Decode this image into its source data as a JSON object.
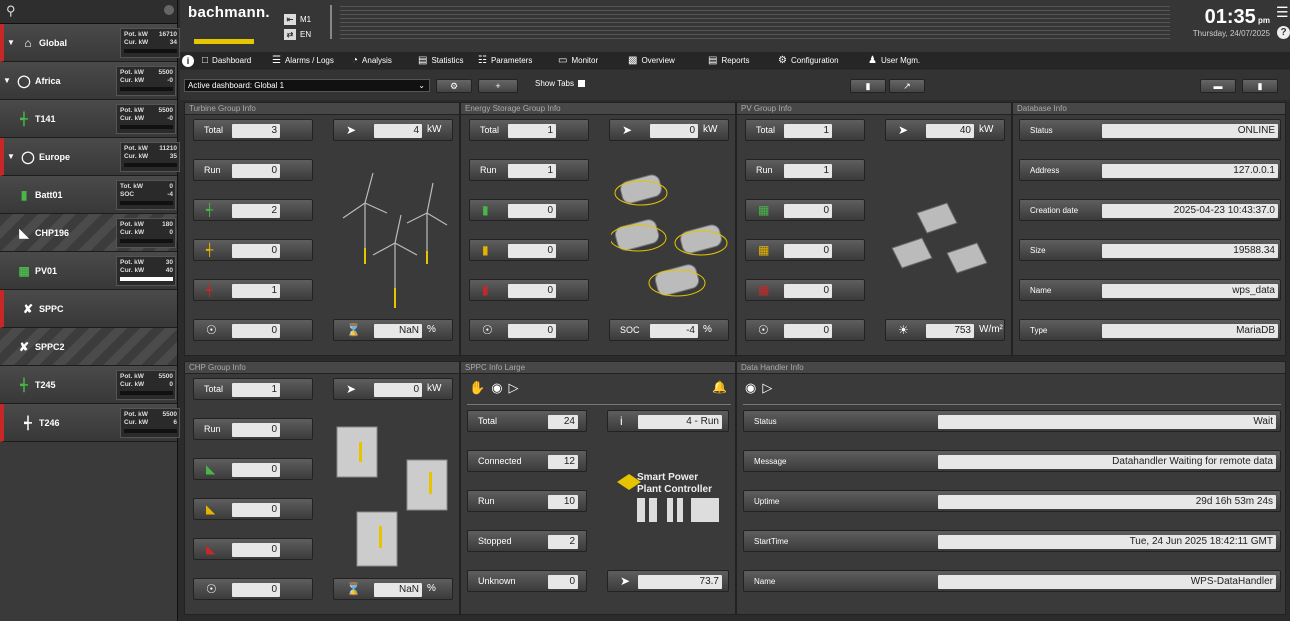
{
  "sidebar": {
    "nodes": [
      {
        "name": "Global",
        "icon": "home-icon",
        "color": "#ffffff",
        "expand": true,
        "alarm": true,
        "l1": "Pot. kW",
        "v1": "16710",
        "l2": "Cur. kW",
        "v2": "34",
        "bar": 0.0
      },
      {
        "name": "Africa",
        "icon": "globe-icon",
        "color": "#ffffff",
        "expand": true,
        "alarm": false,
        "l1": "Pot. kW",
        "v1": "5500",
        "l2": "Cur. kW",
        "v2": "-0",
        "bar": 0.0
      },
      {
        "name": "T141",
        "icon": "turbine-icon",
        "color": "#48b748",
        "expand": false,
        "alarm": false,
        "l1": "Pot. kW",
        "v1": "5500",
        "l2": "Cur. kW",
        "v2": "-0",
        "bar": 0.0
      },
      {
        "name": "Europe",
        "icon": "globe-icon",
        "color": "#ffffff",
        "expand": true,
        "alarm": true,
        "l1": "Pot. kW",
        "v1": "11210",
        "l2": "Cur. kW",
        "v2": "35",
        "bar": 0.0
      },
      {
        "name": "Batt01",
        "icon": "battery-icon",
        "color": "#48b748",
        "expand": false,
        "alarm": false,
        "l1": "Tot. kW",
        "v1": "0",
        "l2": "SOC",
        "v2": "-4",
        "bar": 0.0
      },
      {
        "name": "CHP196",
        "icon": "factory-icon",
        "color": "#ffffff",
        "expand": false,
        "alarm": false,
        "hatch": true,
        "l1": "Pot. kW",
        "v1": "180",
        "l2": "Cur. kW",
        "v2": "0",
        "bar": 0.0
      },
      {
        "name": "PV01",
        "icon": "solar-icon",
        "color": "#48b748",
        "expand": false,
        "alarm": false,
        "l1": "Pot. kW",
        "v1": "30",
        "l2": "Cur. kW",
        "v2": "40",
        "bar": 1.0
      },
      {
        "name": "SPPC",
        "icon": "controller-icon",
        "color": "#ffffff",
        "expand": false,
        "alarm": true
      },
      {
        "name": "SPPC2",
        "icon": "controller-icon",
        "color": "#ffffff",
        "expand": false,
        "alarm": false,
        "hatch": true
      },
      {
        "name": "T245",
        "icon": "turbine-icon",
        "color": "#48b748",
        "expand": false,
        "alarm": false,
        "l1": "Pot. kW",
        "v1": "5500",
        "l2": "Cur. kW",
        "v2": "0",
        "bar": 0.0
      },
      {
        "name": "T246",
        "icon": "turbine-icon",
        "color": "#ffffff",
        "expand": false,
        "alarm": true,
        "l1": "Pot. kW",
        "v1": "5500",
        "l2": "Cur. kW",
        "v2": "6",
        "bar": 0.0
      }
    ]
  },
  "header": {
    "logo": "bachmann.",
    "pref1": "M1",
    "pref2": "EN",
    "time": "01:35",
    "ampm": "pm",
    "date": "Thursday, 24/07/2025"
  },
  "tabs": [
    "Dashboard",
    "Alarms / Logs",
    "Analysis",
    "Statistics",
    "Parameters",
    "Monitor",
    "Overview",
    "Reports",
    "Configuration",
    "User Mgm."
  ],
  "tab_icons": [
    "page-icon",
    "alarm-icon",
    "pie-icon",
    "chart-icon",
    "parameters-icon",
    "monitor-icon",
    "overview-icon",
    "report-icon",
    "gear-icon",
    "user-icon"
  ],
  "toolbar": {
    "dashboard": "Active dashboard: Global 1",
    "show_tabs": "Show Tabs"
  },
  "turbine": {
    "title": "Turbine Group Info",
    "total_label": "Total",
    "total": "3",
    "power": "4",
    "power_unit": "kW",
    "run_label": "Run",
    "run": "0",
    "green": "2",
    "yellow": "0",
    "red": "1",
    "gauge": "0",
    "pct": "NaN",
    "pct_unit": "%"
  },
  "storage": {
    "title": "Energy Storage Group Info",
    "total_label": "Total",
    "total": "1",
    "power": "0",
    "power_unit": "kW",
    "run_label": "Run",
    "run": "1",
    "green": "0",
    "yellow": "0",
    "red": "0",
    "gauge": "0",
    "soc_label": "SOC",
    "soc": "-4",
    "soc_unit": "%"
  },
  "pv": {
    "title": "PV Group Info",
    "total_label": "Total",
    "total": "1",
    "power": "40",
    "power_unit": "kW",
    "run_label": "Run",
    "run": "1",
    "green": "0",
    "yellow": "0",
    "red": "0",
    "gauge": "0",
    "irr": "753",
    "irr_unit": "W/m²"
  },
  "database": {
    "title": "Database Info",
    "rows": [
      {
        "label": "Status",
        "value": "ONLINE"
      },
      {
        "label": "Address",
        "value": "127.0.0.1"
      },
      {
        "label": "Creation date",
        "value": "2025-04-23 10:43:37.0"
      },
      {
        "label": "Size",
        "value": "19588.34"
      },
      {
        "label": "Name",
        "value": "wps_data"
      },
      {
        "label": "Type",
        "value": "MariaDB"
      }
    ]
  },
  "chp": {
    "title": "CHP Group Info",
    "total_label": "Total",
    "total": "1",
    "power": "0",
    "power_unit": "kW",
    "run_label": "Run",
    "run": "0",
    "green": "0",
    "yellow": "0",
    "red": "0",
    "gauge": "0",
    "pct": "NaN",
    "pct_unit": "%"
  },
  "sppc": {
    "title": "SPPC Info Large",
    "rows": [
      {
        "label": "Total",
        "value": "24"
      },
      {
        "label": "Connected",
        "value": "12"
      },
      {
        "label": "Run",
        "value": "10"
      },
      {
        "label": "Stopped",
        "value": "2"
      },
      {
        "label": "Unknown",
        "value": "0"
      }
    ],
    "state": "4 - Run",
    "power": "73.7",
    "logo1": "Smart Power",
    "logo2": "Plant Controller"
  },
  "handler": {
    "title": "Data Handler Info",
    "rows": [
      {
        "label": "Status",
        "value": "Wait"
      },
      {
        "label": "Message",
        "value": "Datahandler Waiting for remote data"
      },
      {
        "label": "Uptime",
        "value": "29d 16h 53m 24s"
      },
      {
        "label": "StartTime",
        "value": "Tue, 24 Jun 2025 18:42:11 GMT"
      },
      {
        "label": "Name",
        "value": "WPS-DataHandler"
      }
    ]
  }
}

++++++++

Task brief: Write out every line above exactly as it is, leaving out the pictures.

Answer:
Decode this image into its source data as a JSON object.
{
  "sidebar": {
    "nodes": [
      {
        "name": "Global",
        "icon": "home-icon",
        "color": "#ffffff",
        "expand": true,
        "alarm": true,
        "l1": "Pot. kW",
        "v1": "16710",
        "l2": "Cur. kW",
        "v2": "34",
        "bar": 0.0
      },
      {
        "name": "Africa",
        "icon": "globe-icon",
        "color": "#ffffff",
        "expand": true,
        "alarm": false,
        "l1": "Pot. kW",
        "v1": "5500",
        "l2": "Cur. kW",
        "v2": "-0",
        "bar": 0.0
      },
      {
        "name": "T141",
        "icon": "turbine-icon",
        "color": "#48b748",
        "expand": false,
        "alarm": false,
        "l1": "Pot. kW",
        "v1": "5500",
        "l2": "Cur. kW",
        "v2": "-0",
        "bar": 0.0
      },
      {
        "name": "Europe",
        "icon": "globe-icon",
        "color": "#ffffff",
        "expand": true,
        "alarm": true,
        "l1": "Pot. kW",
        "v1": "11210",
        "l2": "Cur. kW",
        "v2": "35",
        "bar": 0.0
      },
      {
        "name": "Batt01",
        "icon": "battery-icon",
        "color": "#48b748",
        "expand": false,
        "alarm": false,
        "l1": "Tot. kW",
        "v1": "0",
        "l2": "SOC",
        "v2": "-4",
        "bar": 0.0
      },
      {
        "name": "CHP196",
        "icon": "factory-icon",
        "color": "#ffffff",
        "expand": false,
        "alarm": false,
        "hatch": true,
        "l1": "Pot. kW",
        "v1": "180",
        "l2": "Cur. kW",
        "v2": "0",
        "bar": 0.0
      },
      {
        "name": "PV01",
        "icon": "solar-icon",
        "color": "#48b748",
        "expand": false,
        "alarm": false,
        "l1": "Pot. kW",
        "v1": "30",
        "l2": "Cur. kW",
        "v2": "40",
        "bar": 1.0
      },
      {
        "name": "SPPC",
        "icon": "controller-icon",
        "color": "#ffffff",
        "expand": false,
        "alarm": true
      },
      {
        "name": "SPPC2",
        "icon": "controller-icon",
        "color": "#ffffff",
        "expand": false,
        "alarm": false,
        "hatch": true
      },
      {
        "name": "T245",
        "icon": "turbine-icon",
        "color": "#48b748",
        "expand": false,
        "alarm": false,
        "l1": "Pot. kW",
        "v1": "5500",
        "l2": "Cur. kW",
        "v2": "0",
        "bar": 0.0
      },
      {
        "name": "T246",
        "icon": "turbine-icon",
        "color": "#ffffff",
        "expand": false,
        "alarm": true,
        "l1": "Pot. kW",
        "v1": "5500",
        "l2": "Cur. kW",
        "v2": "6",
        "bar": 0.0
      }
    ]
  },
  "header": {
    "logo": "bachmann.",
    "pref1": "M1",
    "pref2": "EN",
    "time": "01:35",
    "ampm": "pm",
    "date": "Thursday, 24/07/2025"
  },
  "tabs": [
    "Dashboard",
    "Alarms / Logs",
    "Analysis",
    "Statistics",
    "Parameters",
    "Monitor",
    "Overview",
    "Reports",
    "Configuration",
    "User Mgm."
  ],
  "tab_icons": [
    "page-icon",
    "alarm-icon",
    "pie-icon",
    "chart-icon",
    "parameters-icon",
    "monitor-icon",
    "overview-icon",
    "report-icon",
    "gear-icon",
    "user-icon"
  ],
  "toolbar": {
    "dashboard": "Active dashboard: Global 1",
    "show_tabs": "Show Tabs"
  },
  "turbine": {
    "title": "Turbine Group Info",
    "total_label": "Total",
    "total": "3",
    "power": "4",
    "power_unit": "kW",
    "run_label": "Run",
    "run": "0",
    "green": "2",
    "yellow": "0",
    "red": "1",
    "gauge": "0",
    "pct": "NaN",
    "pct_unit": "%"
  },
  "storage": {
    "title": "Energy Storage Group Info",
    "total_label": "Total",
    "total": "1",
    "power": "0",
    "power_unit": "kW",
    "run_label": "Run",
    "run": "1",
    "green": "0",
    "yellow": "0",
    "red": "0",
    "gauge": "0",
    "soc_label": "SOC",
    "soc": "-4",
    "soc_unit": "%"
  },
  "pv": {
    "title": "PV Group Info",
    "total_label": "Total",
    "total": "1",
    "power": "40",
    "power_unit": "kW",
    "run_label": "Run",
    "run": "1",
    "green": "0",
    "yellow": "0",
    "red": "0",
    "gauge": "0",
    "irr": "753",
    "irr_unit": "W/m²"
  },
  "database": {
    "title": "Database Info",
    "rows": [
      {
        "label": "Status",
        "value": "ONLINE"
      },
      {
        "label": "Address",
        "value": "127.0.0.1"
      },
      {
        "label": "Creation date",
        "value": "2025-04-23 10:43:37.0"
      },
      {
        "label": "Size",
        "value": "19588.34"
      },
      {
        "label": "Name",
        "value": "wps_data"
      },
      {
        "label": "Type",
        "value": "MariaDB"
      }
    ]
  },
  "chp": {
    "title": "CHP Group Info",
    "total_label": "Total",
    "total": "1",
    "power": "0",
    "power_unit": "kW",
    "run_label": "Run",
    "run": "0",
    "green": "0",
    "yellow": "0",
    "red": "0",
    "gauge": "0",
    "pct": "NaN",
    "pct_unit": "%"
  },
  "sppc": {
    "title": "SPPC Info Large",
    "rows": [
      {
        "label": "Total",
        "value": "24"
      },
      {
        "label": "Connected",
        "value": "12"
      },
      {
        "label": "Run",
        "value": "10"
      },
      {
        "label": "Stopped",
        "value": "2"
      },
      {
        "label": "Unknown",
        "value": "0"
      }
    ],
    "state": "4 - Run",
    "power": "73.7",
    "logo1": "Smart Power",
    "logo2": "Plant Controller"
  },
  "handler": {
    "title": "Data Handler Info",
    "rows": [
      {
        "label": "Status",
        "value": "Wait"
      },
      {
        "label": "Message",
        "value": "Datahandler Waiting for remote data"
      },
      {
        "label": "Uptime",
        "value": "29d 16h 53m 24s"
      },
      {
        "label": "StartTime",
        "value": "Tue, 24 Jun 2025 18:42:11 GMT"
      },
      {
        "label": "Name",
        "value": "WPS-DataHandler"
      }
    ]
  }
}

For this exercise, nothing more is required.